I bet you know the situation when your employee calls in sick but you suspect that he is not actually ill. You are between a rock and a hard place. If you are not sympathetic with a truly ill employee, you will be the worst boss ever. But if you do not take actions against the employee who is not truly ill, workplace productivity and employee morale may suffer. Here is what you can and cannot do with sick-leave abusers in Hungary.
Recently, more and more clients complain about employees who are resigning orally or without giving the necessary notice period. Unlawful resignation causes uncertainties, inconvenience or in the worst case, serious damages to the employer. In this short article, we collected the four must-knows about unlawful employee resignation in Hungary.
Learn from others' mistake by reading the summary of a very fresh decision of the Supreme Court about an ordinary dismissal.
Works councils are often considered as meaningless bodies, although they could be a tool of harmonic cooperation at workplaces. Since the Hungarian Labour Code requires electing workers' representative at companies having 15+ employees and a works council in case of 50+ employees, it is worth to know their function, and the benefits & protection afforded to their members, to avoid unpleasant surprises as employer.
If you would like to fire an employee, but the conduct of the employee does not exceed a certain the limit that justifies extraordinary termination, the only way under Hungarian Labour law to dismiss him is the ordinary termination. Given that a wrongful termination can have serious financial effects, it is worth to summarise the 5 must-knows for an employer in relation with ordinary dismissals, including the case law of Hungarian Labour courts.
Hungarian Labour Law confers on employees the right for free time, even during working hours. Even if the employer is not obliged to give a “smoke-break”, special regime applies to employees working in front of computers, as well as to employees with special needs like diabetes, pregnancy, etc. We summarise the key-points of this topic in this article.
One of the largest business risk is an employee who leaves the company with the information and know how acquired during his employment. Business owners should think about protecting their business in advance, before it is too late. We summarize the key points of non-compete clauses under Hungarian law in this résumé.
Based on recent surveys among employers, empathy, compromising skills and flexibility are the main advantages of hiring female employees, while pregnancy and child-related parental leave cause the vast majority of labour issues in Hungary. Since expectant female workers and mothers enjoy special protection under the Hungarian Labour Code we sum up the must-knows for employers in this domain.

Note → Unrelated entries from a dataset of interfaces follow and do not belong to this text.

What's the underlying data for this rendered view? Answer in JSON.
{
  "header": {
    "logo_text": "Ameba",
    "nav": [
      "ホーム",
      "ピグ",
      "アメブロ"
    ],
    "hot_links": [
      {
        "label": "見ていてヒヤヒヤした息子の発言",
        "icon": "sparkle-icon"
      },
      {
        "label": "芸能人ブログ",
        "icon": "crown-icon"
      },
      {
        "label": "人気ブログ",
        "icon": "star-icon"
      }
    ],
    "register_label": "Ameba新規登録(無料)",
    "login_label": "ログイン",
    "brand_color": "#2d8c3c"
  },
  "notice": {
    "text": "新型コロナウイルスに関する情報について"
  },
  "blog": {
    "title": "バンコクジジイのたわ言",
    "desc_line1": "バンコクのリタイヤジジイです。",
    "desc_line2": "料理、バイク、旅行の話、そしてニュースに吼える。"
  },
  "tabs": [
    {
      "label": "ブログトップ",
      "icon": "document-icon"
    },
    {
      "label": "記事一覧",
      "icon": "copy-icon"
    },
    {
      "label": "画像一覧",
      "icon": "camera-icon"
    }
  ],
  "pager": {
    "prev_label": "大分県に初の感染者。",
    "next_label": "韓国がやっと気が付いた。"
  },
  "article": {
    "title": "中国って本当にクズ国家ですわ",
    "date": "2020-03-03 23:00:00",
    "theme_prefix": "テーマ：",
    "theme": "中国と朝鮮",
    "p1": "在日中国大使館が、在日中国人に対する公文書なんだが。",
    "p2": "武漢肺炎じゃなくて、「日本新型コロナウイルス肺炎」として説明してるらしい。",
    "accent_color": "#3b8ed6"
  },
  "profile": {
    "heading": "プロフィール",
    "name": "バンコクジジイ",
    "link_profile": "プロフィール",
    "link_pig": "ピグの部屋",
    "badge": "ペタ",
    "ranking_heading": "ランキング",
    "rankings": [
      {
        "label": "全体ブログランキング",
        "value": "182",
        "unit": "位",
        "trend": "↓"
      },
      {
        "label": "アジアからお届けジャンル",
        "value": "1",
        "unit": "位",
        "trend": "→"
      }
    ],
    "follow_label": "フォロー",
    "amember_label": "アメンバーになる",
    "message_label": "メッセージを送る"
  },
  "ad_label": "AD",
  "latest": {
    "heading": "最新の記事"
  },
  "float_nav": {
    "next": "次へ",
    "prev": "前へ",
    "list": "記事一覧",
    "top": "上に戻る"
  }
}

Wage costs represent significant part of the corporate expenditures. While employers are interested in decreasing these amounts, it is hardly reconcilable with employees’ interests to achieve higher salary. Given that salary is one of the most important motivating force, besides complying with the Labour Code, employers should avoid demotivating their workforce. In this short summary we gathered 5 tips how you can reduce your company’s labour costs without demotivating your employees and violating the Labour Code.
Wrongful termination of an employment contract is the most common trigger for lawsuits arising out of labour relationships. The following guide summarizes the most important rules of firing an employee in Hungary in order to help you to reduce your company’s exposure for unlawful firings and lower the risks of a costly labour litigation.
One of the simplest ways to communicate basic yet important information and policies to employees is through the employee handbook. While a well-written employee handbook serves to proactively confirm company policies and it can be also a litigation prevention tool, not too many employers have one. In this short article we tell you what exactly an employee handbook is, why you should have one and some tips about what to include in your employee handbook.